### Extracted material

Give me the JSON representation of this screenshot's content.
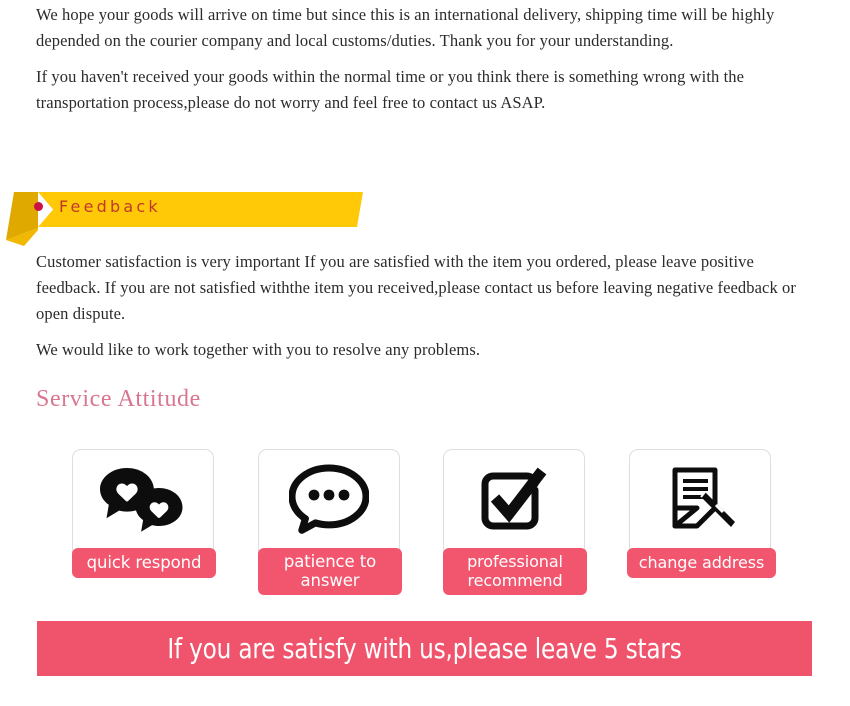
{
  "intro": {
    "paragraphs": [
      "We hope your goods will arrive on time but since this is an international delivery, shipping time will be highly depended on the courier company and local customs/duties. Thank you for your understanding.",
      "If you haven't received your goods within the normal time or you think there is something wrong with the transportation process,please do not worry and feel free to contact us ASAP."
    ]
  },
  "feedback_ribbon": {
    "title": "Feedback",
    "dot_icon": "bullet-dot-icon",
    "ribbon_color": "#FFC907",
    "ribbon_fold_color": "#E0A900",
    "title_color": "#C0392B"
  },
  "feedback": {
    "paragraphs": [
      "Customer satisfaction is very important If you are satisfied with the item you ordered, please leave positive feedback. If you are not satisfied withthe item you received,please contact us before leaving negative feedback or open dispute.",
      "We would like to work together with you to resolve any problems."
    ]
  },
  "service": {
    "heading": "Service Attitude",
    "heading_color": "#D9768F",
    "label_color": "#F1566E",
    "cards": [
      {
        "label": "quick respond",
        "icon": "chat-bubbles-heart-icon"
      },
      {
        "label": "patience to answer",
        "icon": "chat-bubble-dots-icon"
      },
      {
        "label": "professional recommend",
        "icon": "checkbox-check-icon"
      },
      {
        "label": "change address",
        "icon": "document-pen-icon"
      }
    ]
  },
  "bottom_banner": {
    "text": "If you are satisfy with us,please leave 5 stars",
    "background_color": "#F0546C",
    "text_color": "#FFFFFF"
  }
}
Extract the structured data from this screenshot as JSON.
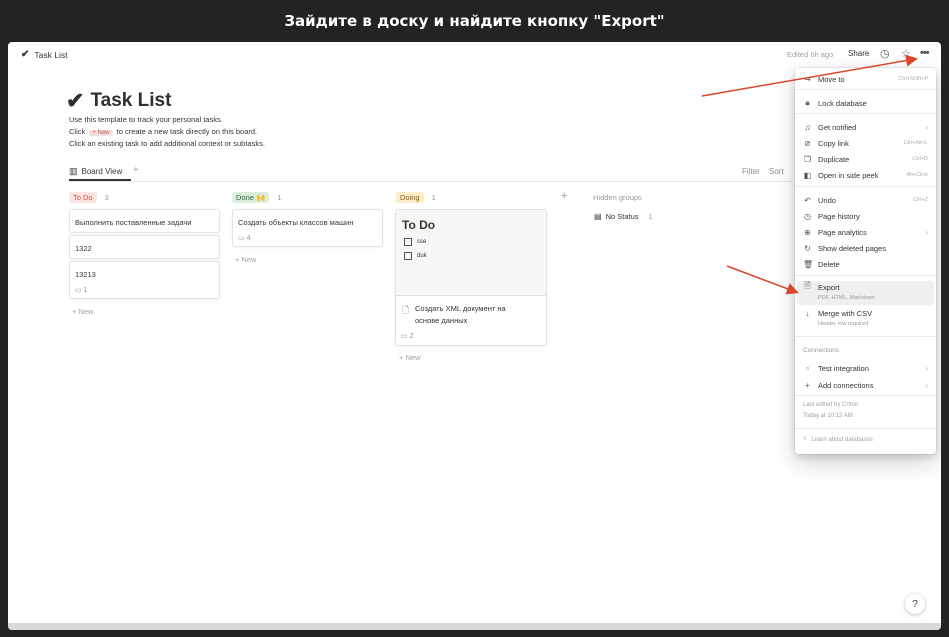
{
  "banner": {
    "text": "Зайдите в доску и найдите кнопку \"Export\""
  },
  "topbar": {
    "breadcrumb": "Task List",
    "edited": "Edited 6h ago",
    "share": "Share"
  },
  "page": {
    "title": "Task List",
    "desc1": "Use this template to track your personal tasks.",
    "desc2_pre": "Click",
    "desc2_tag": "+ New",
    "desc2_post": "to create a new task directly on this board.",
    "desc3": "Click an existing task to add additional context or subtasks."
  },
  "view": {
    "label": "Board View",
    "filter": "Filter",
    "sort": "Sort"
  },
  "board": {
    "columns": [
      {
        "tag": "To Do",
        "count": "3",
        "color": "#fbe4e4",
        "text_color": "#c25a4b"
      },
      {
        "tag": "Done 🙌",
        "count": "1",
        "color": "#dbeddb",
        "text_color": "#2f6a3a"
      },
      {
        "tag": "Doing",
        "count": "1",
        "color": "#fdecc8",
        "text_color": "#8a5c14"
      }
    ],
    "todo_cards": [
      {
        "text": "Выполнить поставленные задачи"
      },
      {
        "text": "1322"
      },
      {
        "text": "13213",
        "comments": "1"
      }
    ],
    "done_card": {
      "text": "Создать объекты классов машин",
      "comments": "4"
    },
    "doing_card": {
      "cover_title": "To Do",
      "cover_items": [
        "sse",
        "duk"
      ],
      "text_line1": "Создать XML документ на",
      "text_line2": "основе данных",
      "comments": "2"
    },
    "new_label": "New",
    "hidden_groups": "Hidden groups",
    "no_status": "No Status",
    "no_status_count": "1"
  },
  "menu": {
    "move_to": "Move to",
    "move_to_short": "Ctrl+Shift+P",
    "lock": "Lock database",
    "notified": "Get notified",
    "copy_link": "Copy link",
    "copy_link_short": "Ctrl+Alt+L",
    "duplicate": "Duplicate",
    "duplicate_short": "Ctrl+D",
    "side_peek": "Open in side peek",
    "side_peek_short": "Alt+Click",
    "undo": "Undo",
    "undo_short": "Ctrl+Z",
    "history": "Page history",
    "analytics": "Page analytics",
    "deleted": "Show deleted pages",
    "delete": "Delete",
    "export": "Export",
    "export_sub": "PDF, HTML, Markdown",
    "merge": "Merge with CSV",
    "merge_sub": "Header row required",
    "connections": "Connections",
    "test_integration": "Test integration",
    "add_connections": "Add connections",
    "last_edited": "Last edited by Crlmo",
    "last_edited_time": "Today at 10:12 AM",
    "learn": "Learn about databases"
  },
  "help": "?",
  "colors": {
    "arrow": "#d9462b",
    "banner_bg": "#232323"
  }
}
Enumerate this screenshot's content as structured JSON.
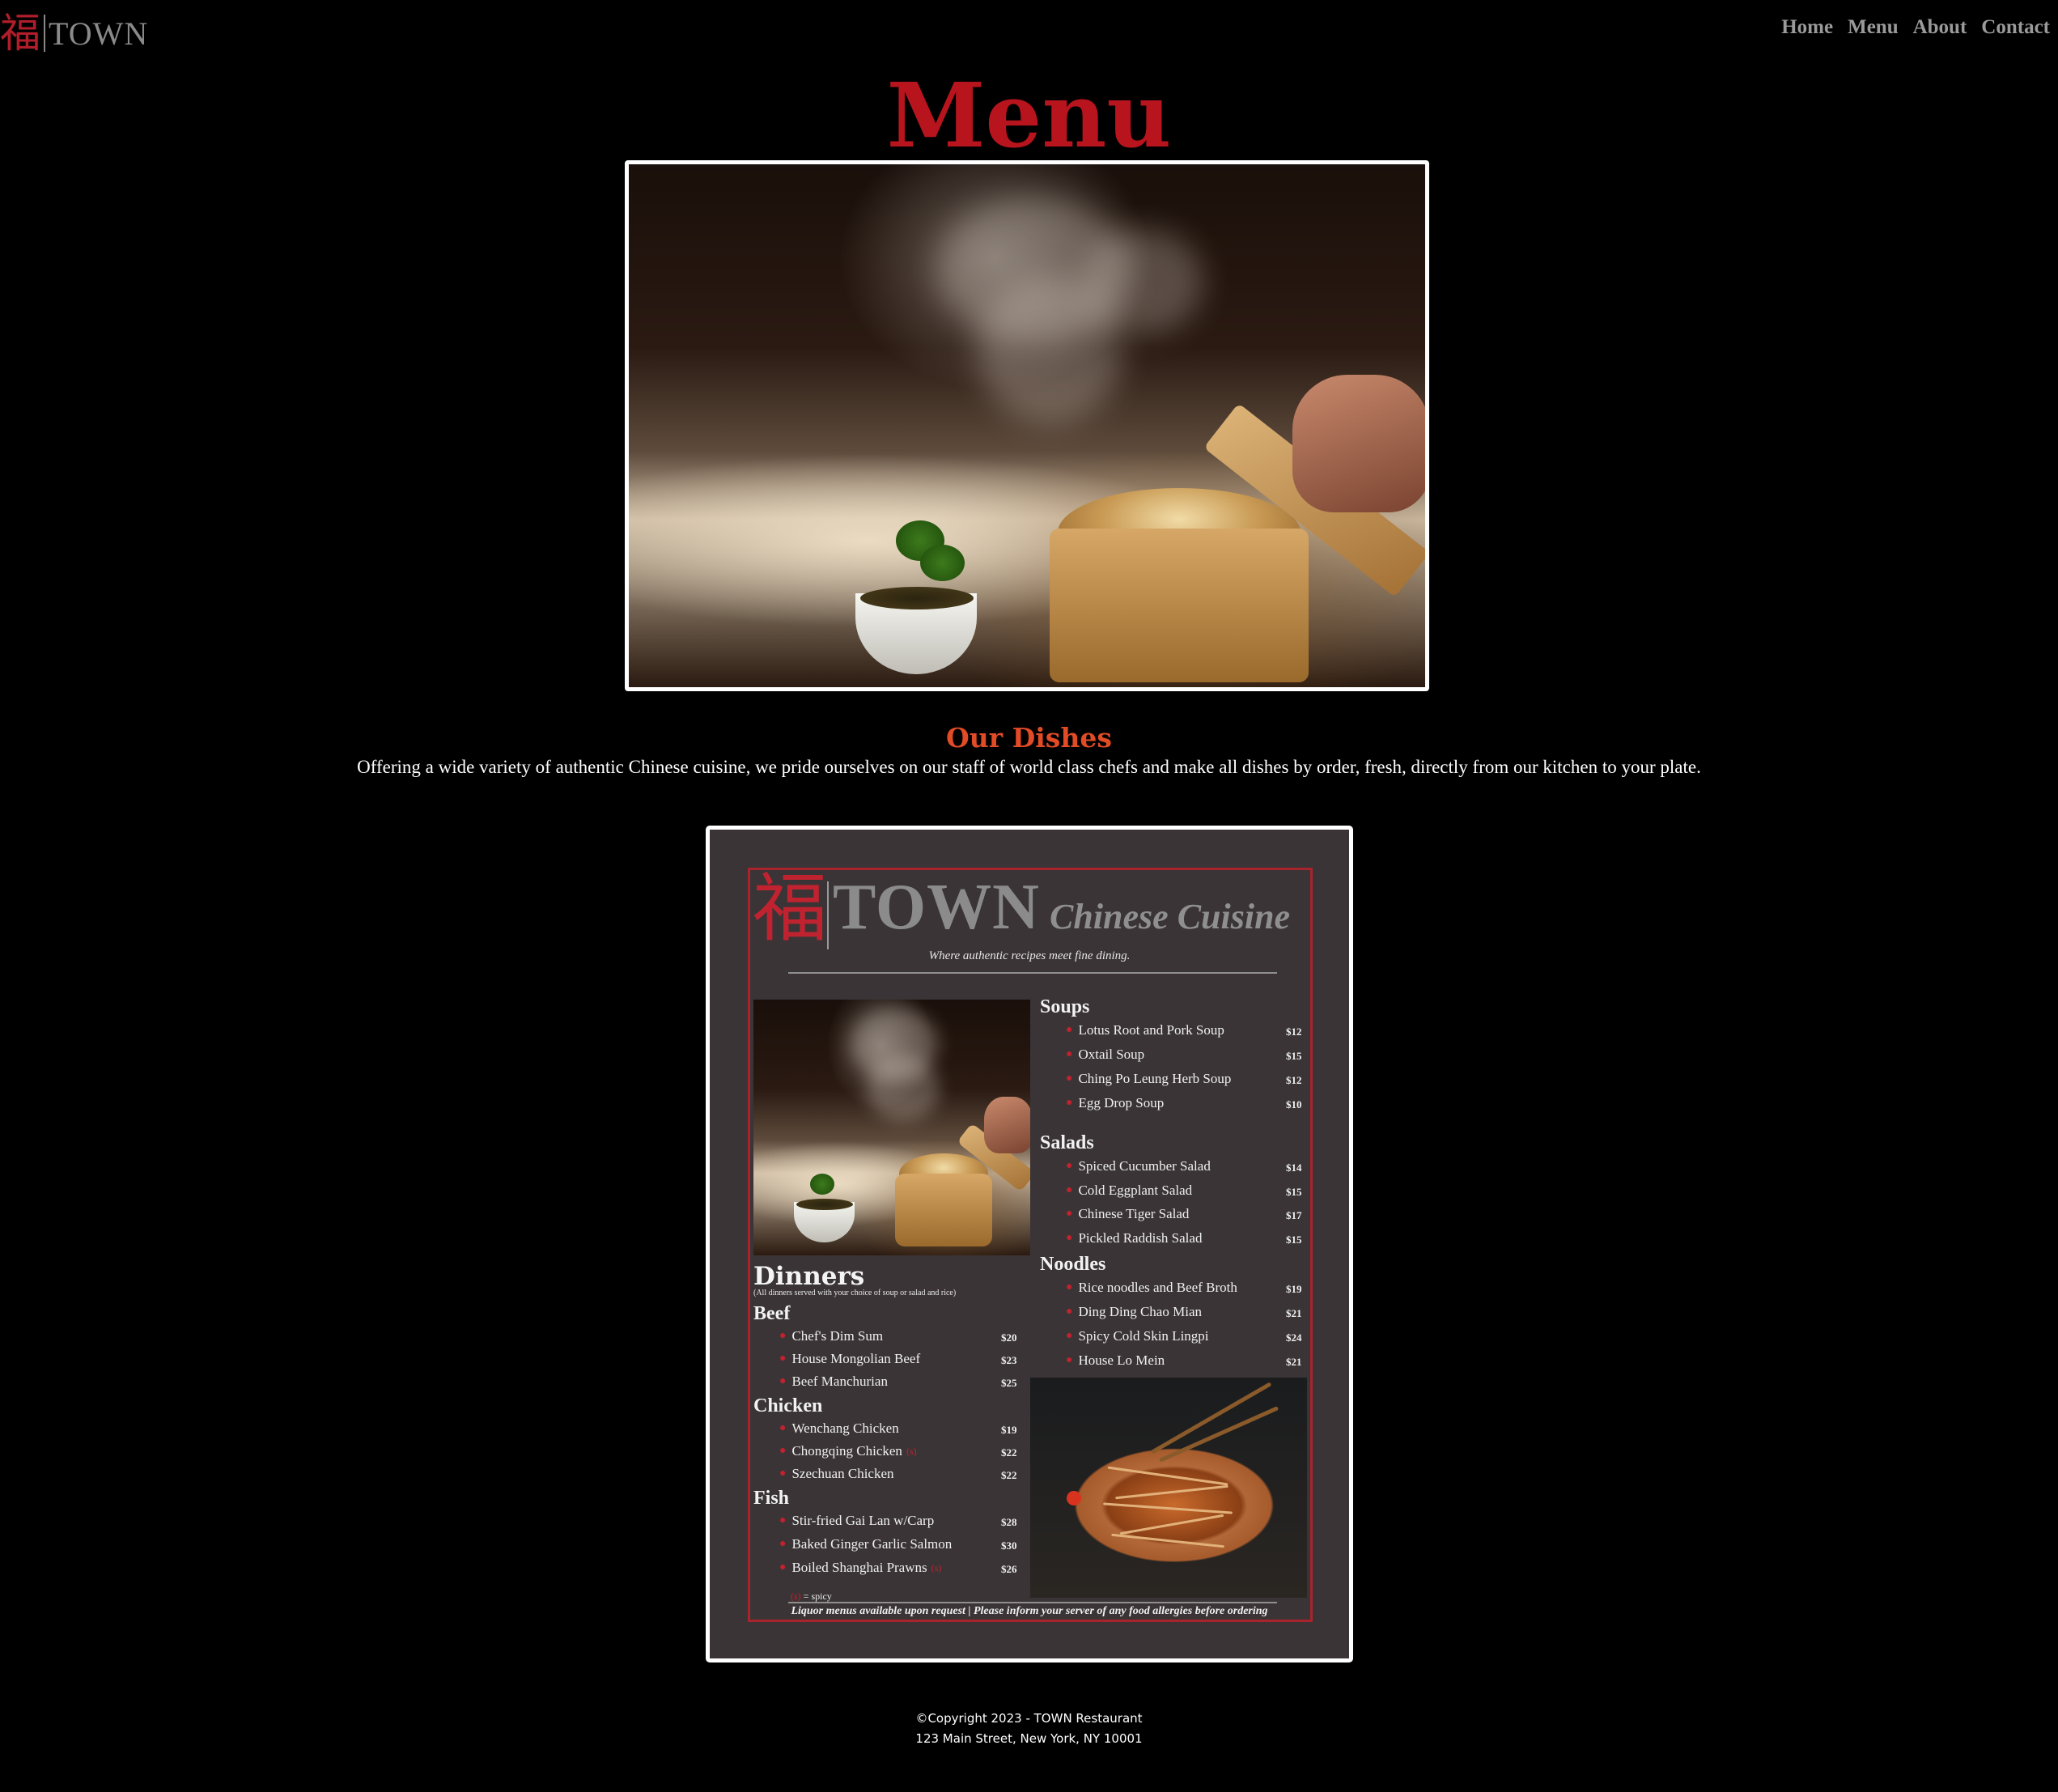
{
  "nav": {
    "logo_glyph": "福",
    "logo_text": "TOWN",
    "links": [
      "Home",
      "Menu",
      "About",
      "Contact"
    ]
  },
  "page_title": "Menu",
  "dishes": {
    "title": "Our Dishes",
    "text": "Offering a wide variety of authentic Chinese cuisine, we pride ourselves on our staff of world class chefs and make all dishes by order, fresh, directly from our kitchen to your plate."
  },
  "menu_card": {
    "glyph": "福",
    "brand": "TOWN",
    "cuisine": "Chinese Cuisine",
    "tagline": "Where authentic recipes meet fine dining.",
    "dinners_title": "Dinners",
    "dinners_note": "(All dinners served with your choice of soup or salad and rice)",
    "sections": [
      {
        "name": "Soups",
        "items": [
          {
            "name": "Lotus Root and Pork  Soup",
            "price": "$12"
          },
          {
            "name": "Oxtail Soup",
            "price": "$15"
          },
          {
            "name": "Ching Po Leung Herb Soup",
            "price": "$12"
          },
          {
            "name": "Egg Drop Soup",
            "price": "$10"
          }
        ]
      },
      {
        "name": "Salads",
        "items": [
          {
            "name": "Spiced Cucumber Salad",
            "price": "$14"
          },
          {
            "name": "Cold Eggplant Salad",
            "price": "$15"
          },
          {
            "name": "Chinese Tiger Salad",
            "price": "$17"
          },
          {
            "name": "Pickled Raddish Salad",
            "price": "$15"
          }
        ]
      },
      {
        "name": "Noodles",
        "items": [
          {
            "name": "Rice noodles and Beef Broth",
            "price": "$19"
          },
          {
            "name": "Ding Ding Chao Mian",
            "price": "$21"
          },
          {
            "name": "Spicy Cold Skin Lingpi",
            "price": "$24"
          },
          {
            "name": "House Lo Mein",
            "price": "$21"
          }
        ]
      },
      {
        "name": "Beef",
        "items": [
          {
            "name": "Chef's Dim Sum",
            "price": "$20"
          },
          {
            "name": "House Mongolian Beef",
            "price": "$23"
          },
          {
            "name": "Beef Manchurian",
            "price": "$25"
          }
        ]
      },
      {
        "name": "Chicken",
        "items": [
          {
            "name": "Wenchang Chicken",
            "price": "$19"
          },
          {
            "name": "Chongqing Chicken",
            "spicy": "(s)",
            "price": "$22"
          },
          {
            "name": "Szechuan Chicken",
            "price": "$22"
          }
        ]
      },
      {
        "name": "Fish",
        "items": [
          {
            "name": "Stir-fried Gai Lan w/Carp",
            "price": "$28"
          },
          {
            "name": "Baked Ginger Garlic Salmon",
            "price": "$30"
          },
          {
            "name": "Boiled Shanghai Prawns",
            "spicy": "(s)",
            "price": "$26"
          }
        ]
      }
    ],
    "legend_symbol": "(s)",
    "legend_text": " = spicy",
    "footnote": "Liquor menus available upon request | Please inform your server of any food allergies before ordering"
  },
  "footer": {
    "copyright": "©Copyright 2023 - TOWN Restaurant",
    "address": "123 Main Street, New York, NY 10001"
  }
}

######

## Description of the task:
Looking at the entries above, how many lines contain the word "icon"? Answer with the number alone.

## Task output:
5